The Sunday Telegraph is reporting yet another major Western bank is going cap in hand to sovereign wealth funds in order to stave off the inevitable crisis. This time its Barclays, Britain’s third largest bank. At a time when RBS is issuing a massive £12 billion of fresh capital by tapping its beleaguered shareholder base, Barclays must have decided it needed to go another route if it is to have success raising capital.
Executives at Barclays, Britain’s third-largest bank, are in advanced talks with overseas government-backed funds to secure a capital injection of more than £3bn.
The lender has stepped up talks with investors from China, Abu Dhabi and elsewhere in the Middle East and Asia as it looks to follow its peers by recapitalising its balance sheet.
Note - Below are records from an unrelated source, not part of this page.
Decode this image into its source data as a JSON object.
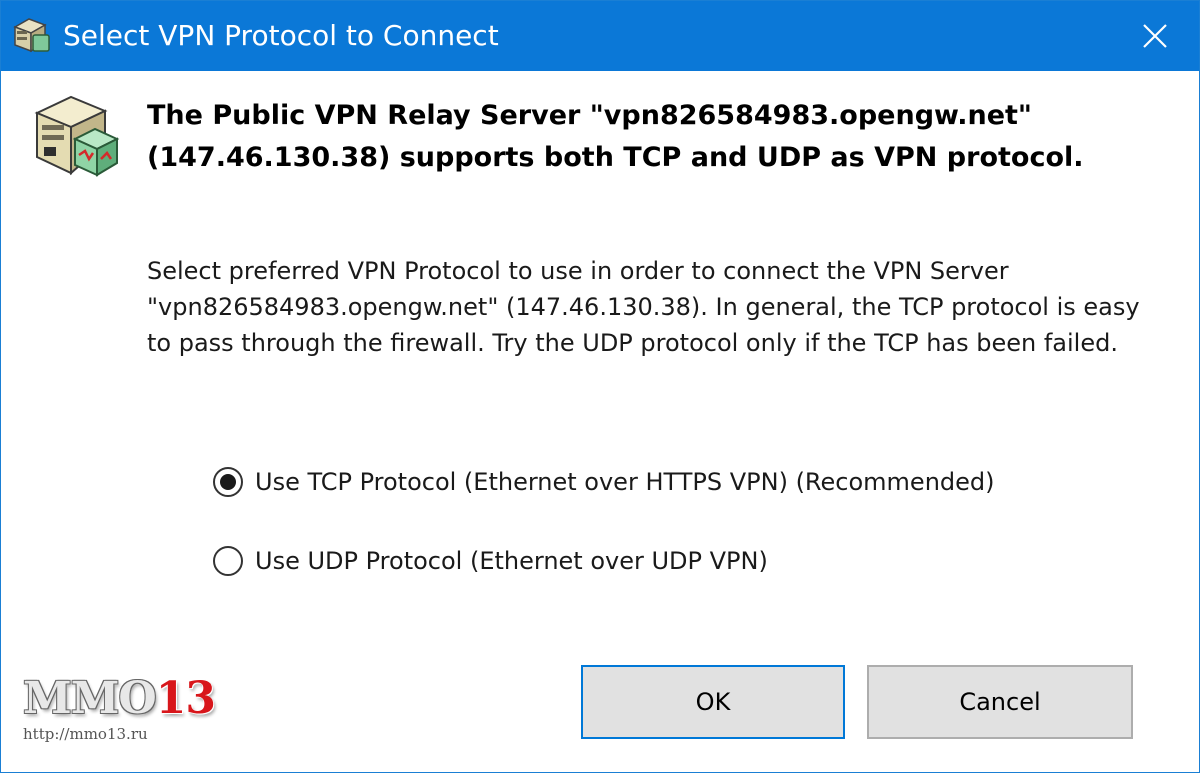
{
  "window": {
    "title": "Select VPN Protocol to Connect",
    "icon": "vpn-server-icon",
    "close_icon": "close-icon",
    "accent_color": "#0b78d7"
  },
  "header": {
    "icon": "vpn-relay-server-icon",
    "line1": "The Public VPN Relay Server \"vpn826584983.opengw.net\"",
    "line2": "(147.46.130.38) supports both TCP and UDP as VPN protocol."
  },
  "description": {
    "line1": "Select preferred VPN Protocol to use in order to connect the VPN Server",
    "line2": "\"vpn826584983.opengw.net\" (147.46.130.38). In general, the TCP protocol is easy",
    "line3": "to pass through the firewall. Try the UDP protocol only if the TCP has been failed."
  },
  "options": [
    {
      "label": "Use TCP Protocol (Ethernet over HTTPS VPN) (Recommended)",
      "selected": true
    },
    {
      "label": "Use UDP Protocol (Ethernet over UDP VPN)",
      "selected": false
    }
  ],
  "buttons": {
    "ok": "OK",
    "cancel": "Cancel"
  },
  "watermark": {
    "brand": "MMO",
    "number": "13",
    "url": "http://mmo13.ru"
  }
}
Advisers to Barclays said this weekend that it wants to tie up the new capital within the next few weeks. The bank’s strong preference is to raise capital from sovereign wealth funds rather than through a rights issue.
China Development Bank, which already owns a small stake in Barclays, is among those with which the British lender is in talks as it comes under pressure from investors to boost its tier-one capital ratio.
–Sunday Telegraph, 08 Jun 2008
UK banks have been at the forefront of the credit crisis with HSBC, RBS, Barclays, Bradford & Bingley (B&B), and Northern Rock each being shaken by events. Northern Rock was nationalised after the first run on a British bank in more than 150 years, while Bradford & Bingley was stung by the downturn in the UK buy-to-let market. HSBC, RBS and Barclays have each suffered massive losses stemming from the U.S. subprime debacle.
Yet, the credit crisis has yet to hit the UK with full force. HBOS and Lloyds TSB have gotten off relatively lightly of the top five banks. However, other than B&B no other major British financial institutions have signalled they are ready to write-off millions in the UK domestic mortgage market.
After the huge sell-off on Wall Street on Friday due to turmoil at Lehman Brothers and with the unemployment rate, investors have to be nervous about UK financial institutions and their exposure to further write-offs and losses.
One should also note that Barclays seems relatively under-capitalised at a paltry 5.1% Tier 1 ratio. Six percent is the minimum standard in the U.S. to be considered well-capitalised. Expect many more write-offs in the UK in the months to come.*
Barclays lines up sovereign wealth funds for cash boost, Telegraph, 08 Jun 2008
List of banks in the United Kingdom, Wikipedia
De-leveraging redux, Credit Writedowns
See also: Other posts under the label ‘UK.’